AIM OF THE EXERCISE: Write the records out again exactly as they read, dropping any picture they hold.

DATA RECORDS:
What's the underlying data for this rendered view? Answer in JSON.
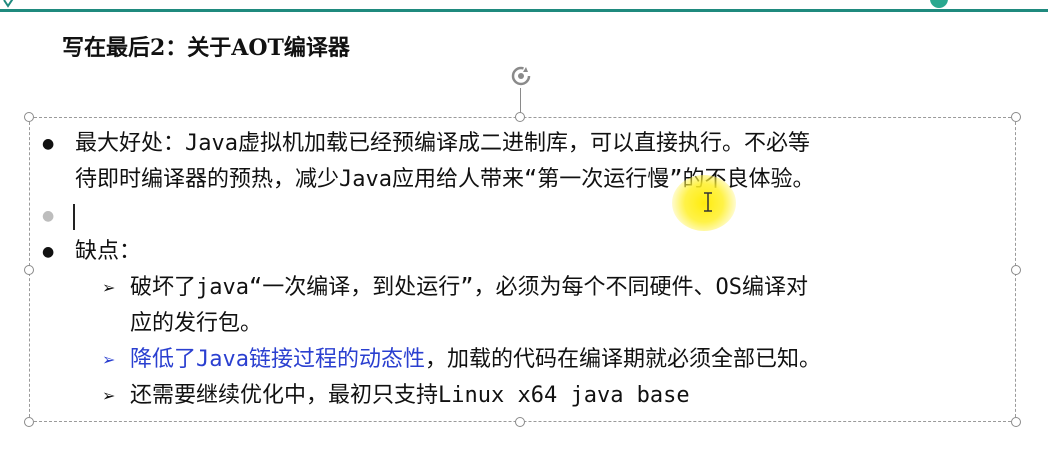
{
  "slide": {
    "title": "写在最后2：关于AOT编译器",
    "bullets": [
      {
        "lines": [
          "最大好处：Java虚拟机加载已经预编译成二进制库，可以直接执行。不必等",
          "待即时编译器的预热，减少Java应用给人带来“第一次运行慢”的不良体验。"
        ]
      },
      {
        "lines": [
          ""
        ]
      },
      {
        "label": "缺点：",
        "subitems": [
          {
            "lines": [
              "破坏了java“一次编译，到处运行”，必须为每个不同硬件、OS编译对",
              "应的发行包。"
            ]
          },
          {
            "highlight": "降低了Java链接过程的动态性",
            "rest": "，加载的代码在编译期就必须全部已知。"
          },
          {
            "lines": [
              "还需要继续优化中，最初只支持Linux x64 java base"
            ]
          }
        ]
      }
    ]
  },
  "colors": {
    "accent_bar": "#1f8a7e",
    "blue_text": "#2a3fd0",
    "pointer_highlight": "#ffeb00"
  },
  "icons": {
    "rotate": "rotate-handle-icon",
    "cursor": "text-cursor-icon"
  }
}
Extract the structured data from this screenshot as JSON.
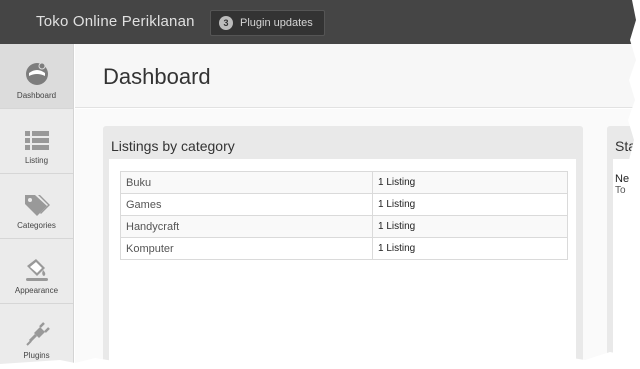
{
  "topbar": {
    "site_title": "Toko Online Periklanan",
    "updates_count": "3",
    "updates_label": "Plugin updates"
  },
  "sidebar": {
    "items": [
      {
        "label": "Dashboard",
        "icon": "dashboard-icon",
        "active": true
      },
      {
        "label": "Listing",
        "icon": "list-icon"
      },
      {
        "label": "Categories",
        "icon": "tag-icon"
      },
      {
        "label": "Appearance",
        "icon": "paint-bucket-icon"
      },
      {
        "label": "Plugins",
        "icon": "plug-icon"
      }
    ]
  },
  "header": {
    "title": "Dashboard"
  },
  "listings_panel": {
    "title": "Listings by category",
    "rows": [
      {
        "category": "Buku",
        "count": "1 Listing"
      },
      {
        "category": "Games",
        "count": "1 Listing"
      },
      {
        "category": "Handycraft",
        "count": "1 Listing"
      },
      {
        "category": "Komputer",
        "count": "1 Listing"
      }
    ]
  },
  "stats_panel": {
    "title": "Sta",
    "line1": "Ne",
    "line2": "To"
  },
  "colors": {
    "topbar": "#454545",
    "sidebar": "#ebebeb",
    "panel": "#e9e9e9",
    "icon": "#999999"
  }
}
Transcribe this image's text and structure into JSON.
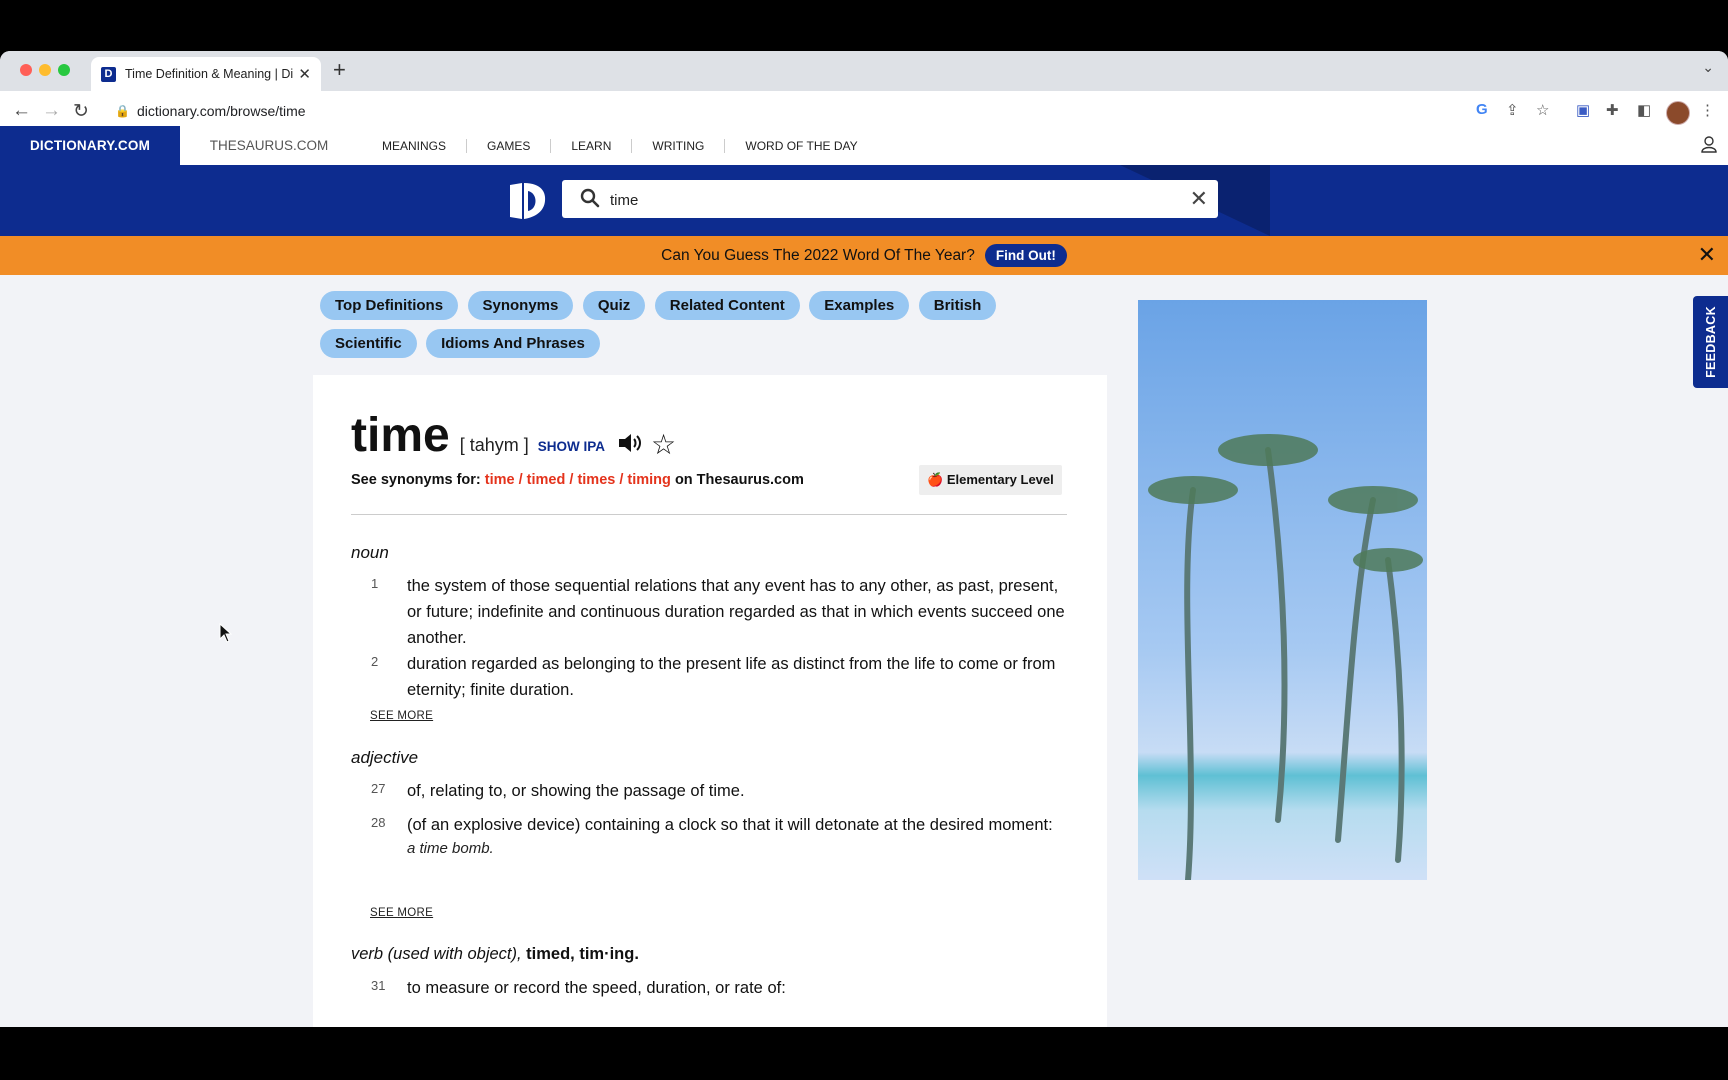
{
  "browser": {
    "tab_title": "Time Definition & Meaning | Dictionary.com",
    "favicon_letter": "D",
    "url": "dictionary.com/browse/time"
  },
  "sitenav": {
    "brand": "DICTIONARY.COM",
    "thesaurus": "THESAURUS.COM",
    "links": [
      "MEANINGS",
      "GAMES",
      "LEARN",
      "WRITING",
      "WORD OF THE DAY"
    ]
  },
  "search": {
    "value": "time"
  },
  "promo": {
    "text": "Can You Guess The 2022 Word Of The Year?",
    "button": "Find Out!"
  },
  "pills": [
    "Top Definitions",
    "Synonyms",
    "Quiz",
    "Related Content",
    "Examples",
    "British",
    "Scientific",
    "Idioms And Phrases"
  ],
  "entry": {
    "headword": "time",
    "pronunciation": "[ tahym ]",
    "show_ipa": "SHOW IPA",
    "synonyms_prefix": "See synonyms for:",
    "synonyms_words": "time / timed / times / timing",
    "synonyms_suffix": "on Thesaurus.com",
    "level": "Elementary Level",
    "level_icon": "🍎",
    "noun": {
      "label": "noun",
      "defs": [
        {
          "num": "1",
          "text": "the system of those sequential relations that any event has to any other, as past, present, or future; indefinite and continuous duration regarded as that in which events succeed one another."
        },
        {
          "num": "2",
          "text": "duration regarded as belonging to the present life as distinct from the life to come or from eternity; finite duration."
        }
      ],
      "see_more": "SEE MORE"
    },
    "adjective": {
      "label": "adjective",
      "defs": [
        {
          "num": "27",
          "text": "of, relating to, or showing the passage of time."
        },
        {
          "num": "28",
          "text": "(of an explosive device) containing a clock so that it will detonate at the desired moment:",
          "example": "a time bomb."
        }
      ],
      "see_more": "SEE MORE"
    },
    "verb": {
      "label": "verb (used with object),",
      "forms": "timed, tim·ing.",
      "defs": [
        {
          "num": "31",
          "text": "to measure or record the speed, duration, or rate of:"
        }
      ]
    }
  },
  "feedback": "FEEDBACK",
  "colors": {
    "brand_blue": "#0d2c8f",
    "promo_orange": "#f18d26",
    "pill_blue": "#98c7f2",
    "synonym_red": "#e4331c"
  }
}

YOUR SOLUTION:
What's the underlying data for this rendered view? Answer in JSON.
{
  "slide": {
    "title": "写在最后2：关于AOT编译器",
    "bullets": [
      {
        "lines": [
          "最大好处：Java虚拟机加载已经预编译成二进制库，可以直接执行。不必等",
          "待即时编译器的预热，减少Java应用给人带来“第一次运行慢”的不良体验。"
        ]
      },
      {
        "lines": [
          ""
        ]
      },
      {
        "label": "缺点：",
        "subitems": [
          {
            "lines": [
              "破坏了java“一次编译，到处运行”，必须为每个不同硬件、OS编译对",
              "应的发行包。"
            ]
          },
          {
            "highlight": "降低了Java链接过程的动态性",
            "rest": "，加载的代码在编译期就必须全部已知。"
          },
          {
            "lines": [
              "还需要继续优化中，最初只支持Linux x64 java base"
            ]
          }
        ]
      }
    ]
  },
  "colors": {
    "accent_bar": "#1f8a7e",
    "blue_text": "#2a3fd0",
    "pointer_highlight": "#ffeb00"
  },
  "icons": {
    "rotate": "rotate-handle-icon",
    "cursor": "text-cursor-icon"
  }
}
Extract the structured data from this screenshot as JSON.
{
  "topbar": {
    "site_title": "Toko Online Periklanan",
    "updates_count": "3",
    "updates_label": "Plugin updates"
  },
  "sidebar": {
    "items": [
      {
        "label": "Dashboard",
        "icon": "dashboard-icon",
        "active": true
      },
      {
        "label": "Listing",
        "icon": "list-icon"
      },
      {
        "label": "Categories",
        "icon": "tag-icon"
      },
      {
        "label": "Appearance",
        "icon": "paint-bucket-icon"
      },
      {
        "label": "Plugins",
        "icon": "plug-icon"
      }
    ]
  },
  "header": {
    "title": "Dashboard"
  },
  "listings_panel": {
    "title": "Listings by category",
    "rows": [
      {
        "category": "Buku",
        "count": "1 Listing"
      },
      {
        "category": "Games",
        "count": "1 Listing"
      },
      {
        "category": "Handycraft",
        "count": "1 Listing"
      },
      {
        "category": "Komputer",
        "count": "1 Listing"
      }
    ]
  },
  "stats_panel": {
    "title": "Sta",
    "line1": "Ne",
    "line2": "To"
  },
  "colors": {
    "topbar": "#454545",
    "sidebar": "#ebebeb",
    "panel": "#e9e9e9",
    "icon": "#999999"
  }
}
Transcribe this image's text and structure into JSON.
{
  "browser": {
    "tab_title": "Time Definition & Meaning | Dictionary.com",
    "favicon_letter": "D",
    "url": "dictionary.com/browse/time"
  },
  "sitenav": {
    "brand": "DICTIONARY.COM",
    "thesaurus": "THESAURUS.COM",
    "links": [
      "MEANINGS",
      "GAMES",
      "LEARN",
      "WRITING",
      "WORD OF THE DAY"
    ]
  },
  "search": {
    "value": "time"
  },
  "promo": {
    "text": "Can You Guess The 2022 Word Of The Year?",
    "button": "Find Out!"
  },
  "pills": [
    "Top Definitions",
    "Synonyms",
    "Quiz",
    "Related Content",
    "Examples",
    "British",
    "Scientific",
    "Idioms And Phrases"
  ],
  "entry": {
    "headword": "time",
    "pronunciation": "[ tahym ]",
    "show_ipa": "SHOW IPA",
    "synonyms_prefix": "See synonyms for:",
    "synonyms_words": "time / timed / times / timing",
    "synonyms_suffix": "on Thesaurus.com",
    "level": "Elementary Level",
    "level_icon": "🍎",
    "noun": {
      "label": "noun",
      "defs": [
        {
          "num": "1",
          "text": "the system of those sequential relations that any event has to any other, as past, present, or future; indefinite and continuous duration regarded as that in which events succeed one another."
        },
        {
          "num": "2",
          "text": "duration regarded as belonging to the present life as distinct from the life to come or from eternity; finite duration."
        }
      ],
      "see_more": "SEE MORE"
    },
    "adjective": {
      "label": "adjective",
      "defs": [
        {
          "num": "27",
          "text": "of, relating to, or showing the passage of time."
        },
        {
          "num": "28",
          "text": "(of an explosive device) containing a clock so that it will detonate at the desired moment:",
          "example": "a time bomb."
        }
      ],
      "see_more": "SEE MORE"
    },
    "verb": {
      "label": "verb (used with object),",
      "forms": "timed, tim·ing.",
      "defs": [
        {
          "num": "31",
          "text": "to measure or record the speed, duration, or rate of:"
        }
      ]
    }
  },
  "feedback": "FEEDBACK",
  "colors": {
    "brand_blue": "#0d2c8f",
    "promo_orange": "#f18d26",
    "pill_blue": "#98c7f2",
    "synonym_red": "#e4331c"
  }
}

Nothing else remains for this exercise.